My pet peeve are people in low visibility conditions or in dusk/dawn time frames that refuse to turn their lights on.

I can just imagine them thinking “I don’t need my lights on, I can see just fine!”

I would really love to be able to pull them over and point out to them that by turning their lights on, they will be more visible to others, and possibly prevent some other non-driving idiot on the road from running onto them.

End of Rant.


ExTank - Your first task would be to convince them that there actually are others on the road.

The overwhelming majority of people have more than the average (mean) number of legs. – E. Grebenik

Felinecare did say:

My own pet peeve is suicidal drivers who don’t put on the lights in parking garages. Yoo-hoo, it’s dark in there, and it’s especially dark when you enter them from the bright sunlight.
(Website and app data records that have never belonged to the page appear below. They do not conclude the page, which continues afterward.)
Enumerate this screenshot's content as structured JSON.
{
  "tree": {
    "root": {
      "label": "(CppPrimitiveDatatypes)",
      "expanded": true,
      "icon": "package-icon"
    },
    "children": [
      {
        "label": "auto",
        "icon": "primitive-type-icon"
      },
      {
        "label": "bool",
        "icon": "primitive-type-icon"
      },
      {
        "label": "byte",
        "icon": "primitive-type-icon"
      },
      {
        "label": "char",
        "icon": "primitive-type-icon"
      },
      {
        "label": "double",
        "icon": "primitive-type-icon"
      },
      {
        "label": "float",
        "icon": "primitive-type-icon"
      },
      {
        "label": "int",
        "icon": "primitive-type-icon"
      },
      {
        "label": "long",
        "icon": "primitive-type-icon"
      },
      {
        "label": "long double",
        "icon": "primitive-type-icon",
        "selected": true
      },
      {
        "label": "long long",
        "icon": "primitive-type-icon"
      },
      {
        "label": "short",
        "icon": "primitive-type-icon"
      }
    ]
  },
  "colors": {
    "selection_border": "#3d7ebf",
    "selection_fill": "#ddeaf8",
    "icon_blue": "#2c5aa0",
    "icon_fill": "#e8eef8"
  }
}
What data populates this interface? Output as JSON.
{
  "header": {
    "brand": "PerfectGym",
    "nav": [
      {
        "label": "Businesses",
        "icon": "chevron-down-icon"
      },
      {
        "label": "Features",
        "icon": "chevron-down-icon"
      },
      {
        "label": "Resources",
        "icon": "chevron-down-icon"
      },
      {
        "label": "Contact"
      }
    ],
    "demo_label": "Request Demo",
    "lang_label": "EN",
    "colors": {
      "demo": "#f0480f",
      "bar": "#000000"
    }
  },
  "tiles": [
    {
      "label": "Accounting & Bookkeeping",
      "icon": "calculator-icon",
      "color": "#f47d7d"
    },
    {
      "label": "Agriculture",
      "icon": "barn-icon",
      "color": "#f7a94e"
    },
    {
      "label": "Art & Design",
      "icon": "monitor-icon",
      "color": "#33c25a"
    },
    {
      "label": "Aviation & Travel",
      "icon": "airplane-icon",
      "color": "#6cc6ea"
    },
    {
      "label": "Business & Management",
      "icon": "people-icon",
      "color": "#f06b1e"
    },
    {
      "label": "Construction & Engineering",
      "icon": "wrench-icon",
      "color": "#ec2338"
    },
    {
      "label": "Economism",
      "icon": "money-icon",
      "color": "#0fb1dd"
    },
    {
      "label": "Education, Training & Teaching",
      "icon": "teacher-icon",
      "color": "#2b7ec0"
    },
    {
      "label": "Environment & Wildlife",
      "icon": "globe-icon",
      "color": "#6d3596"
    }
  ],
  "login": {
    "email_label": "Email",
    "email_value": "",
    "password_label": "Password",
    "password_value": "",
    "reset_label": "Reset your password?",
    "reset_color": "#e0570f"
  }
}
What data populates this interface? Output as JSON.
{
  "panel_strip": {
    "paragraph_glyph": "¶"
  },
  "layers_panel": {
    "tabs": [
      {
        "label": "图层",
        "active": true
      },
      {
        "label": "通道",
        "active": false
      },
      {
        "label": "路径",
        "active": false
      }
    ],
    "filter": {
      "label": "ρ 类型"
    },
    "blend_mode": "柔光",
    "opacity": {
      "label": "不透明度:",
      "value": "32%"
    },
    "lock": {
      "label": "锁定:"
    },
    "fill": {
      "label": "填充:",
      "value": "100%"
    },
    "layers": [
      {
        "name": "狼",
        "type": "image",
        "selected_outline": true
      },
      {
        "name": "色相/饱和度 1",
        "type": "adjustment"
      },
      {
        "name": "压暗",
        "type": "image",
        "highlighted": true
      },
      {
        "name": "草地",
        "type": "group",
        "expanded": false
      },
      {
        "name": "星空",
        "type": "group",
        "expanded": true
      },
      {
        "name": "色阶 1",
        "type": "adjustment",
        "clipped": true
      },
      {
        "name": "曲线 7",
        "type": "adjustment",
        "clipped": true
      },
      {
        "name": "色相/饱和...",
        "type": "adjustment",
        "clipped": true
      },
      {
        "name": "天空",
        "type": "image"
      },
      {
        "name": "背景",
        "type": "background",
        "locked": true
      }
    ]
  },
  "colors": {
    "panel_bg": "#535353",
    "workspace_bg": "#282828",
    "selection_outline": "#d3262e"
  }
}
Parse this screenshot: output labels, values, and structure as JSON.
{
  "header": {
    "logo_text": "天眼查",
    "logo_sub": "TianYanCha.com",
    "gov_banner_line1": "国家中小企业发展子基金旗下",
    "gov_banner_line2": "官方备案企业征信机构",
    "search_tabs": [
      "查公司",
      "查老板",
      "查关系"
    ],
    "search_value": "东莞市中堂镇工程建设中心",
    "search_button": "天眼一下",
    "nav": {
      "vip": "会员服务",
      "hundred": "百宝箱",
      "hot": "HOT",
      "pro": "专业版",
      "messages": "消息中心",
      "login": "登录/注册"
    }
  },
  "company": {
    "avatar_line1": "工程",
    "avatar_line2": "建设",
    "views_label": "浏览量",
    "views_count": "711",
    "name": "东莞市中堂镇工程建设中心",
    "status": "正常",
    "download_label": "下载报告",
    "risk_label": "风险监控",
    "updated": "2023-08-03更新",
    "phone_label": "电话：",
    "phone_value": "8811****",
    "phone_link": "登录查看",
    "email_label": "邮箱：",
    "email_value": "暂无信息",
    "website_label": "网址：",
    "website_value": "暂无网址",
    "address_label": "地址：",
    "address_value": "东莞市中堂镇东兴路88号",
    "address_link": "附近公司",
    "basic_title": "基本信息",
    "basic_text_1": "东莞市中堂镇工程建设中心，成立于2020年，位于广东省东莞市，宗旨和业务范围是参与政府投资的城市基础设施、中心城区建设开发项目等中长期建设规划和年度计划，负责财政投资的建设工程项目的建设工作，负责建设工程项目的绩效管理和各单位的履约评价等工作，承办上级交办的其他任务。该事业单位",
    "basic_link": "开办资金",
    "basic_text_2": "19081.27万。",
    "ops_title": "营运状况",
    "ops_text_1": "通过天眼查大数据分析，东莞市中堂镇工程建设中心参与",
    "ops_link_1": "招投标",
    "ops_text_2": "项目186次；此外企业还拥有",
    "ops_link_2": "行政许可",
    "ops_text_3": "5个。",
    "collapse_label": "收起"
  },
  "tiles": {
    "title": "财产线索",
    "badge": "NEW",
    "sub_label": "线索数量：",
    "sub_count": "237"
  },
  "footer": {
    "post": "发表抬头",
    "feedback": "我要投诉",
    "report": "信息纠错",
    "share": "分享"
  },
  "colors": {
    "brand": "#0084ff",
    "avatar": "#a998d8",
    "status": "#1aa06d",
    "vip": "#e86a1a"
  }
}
This is a friend-of-a-friend report, but years ago I was told that someone’s insurance company only paid off part of their accident claim, because the company said driving in a parking garage without their headlights on contributed to the accident.

it’s for your saftey…

PapaBear writes:

Is there evidence that this is not like sticking one of those Day-Glo orange ping-pong balls on your car’s radio antenna to make it easier to find; i.e., that it works until everybody does it, at which point we all ignore it?

“Gold cannot always get you good soldiers, but good soldiers can always get you gold”

Not really. They do the same thing on the railroads, where locomotives have run with lights in the daylight for years. A visible light says more that “object ahead.” A visible light says “object ahead, in motion, aimed at you.”

Would there be some diminishing effect on freeways where, in moderate to heavy traffic, any single set of lights in your rearview mirror would be mentally dismissed as “just one more car”? Very possibly. Would there ever be a time when someone on U.S. 2 in Montana would fail to notice that there was an oncoming car in the heat waves? Unlikely.
There will, indeed, be people who will see the lights and still cause an accident trying to pass another car because they will judge the distance badly, but that simply reflects a general lack of judgment among a certain percentage of drivers.


I asked this question a few months back, should still be in the archives.

On My car, Grand Am SE, The headlights are always on, Well Daytime running lamps at day and headlights at night. It has a sensor and just does it for me, even at night I can’t turn them off if I want to (unless I park the car and pull the E-brake, or turn off the engine. You said that the sign suggested head light use on the way to the beach. Do you mean just while you were on the drive there or, when you were close to the beach (ie pulllng up to the sand to park), in which case maybe it has a history of a land of sand flying up in the air and making it hard for other people to see your car

Formerly known as Nec3f on the AOL SDMB


Actually, I would think things would get even better when everyone was following daytime light usage. Then you’d be better trained to think “car with lights”=“moving car”, “car with no lights”=“stopped car”. Until then, “car with no lights” might= “stopped car” but then again it might not.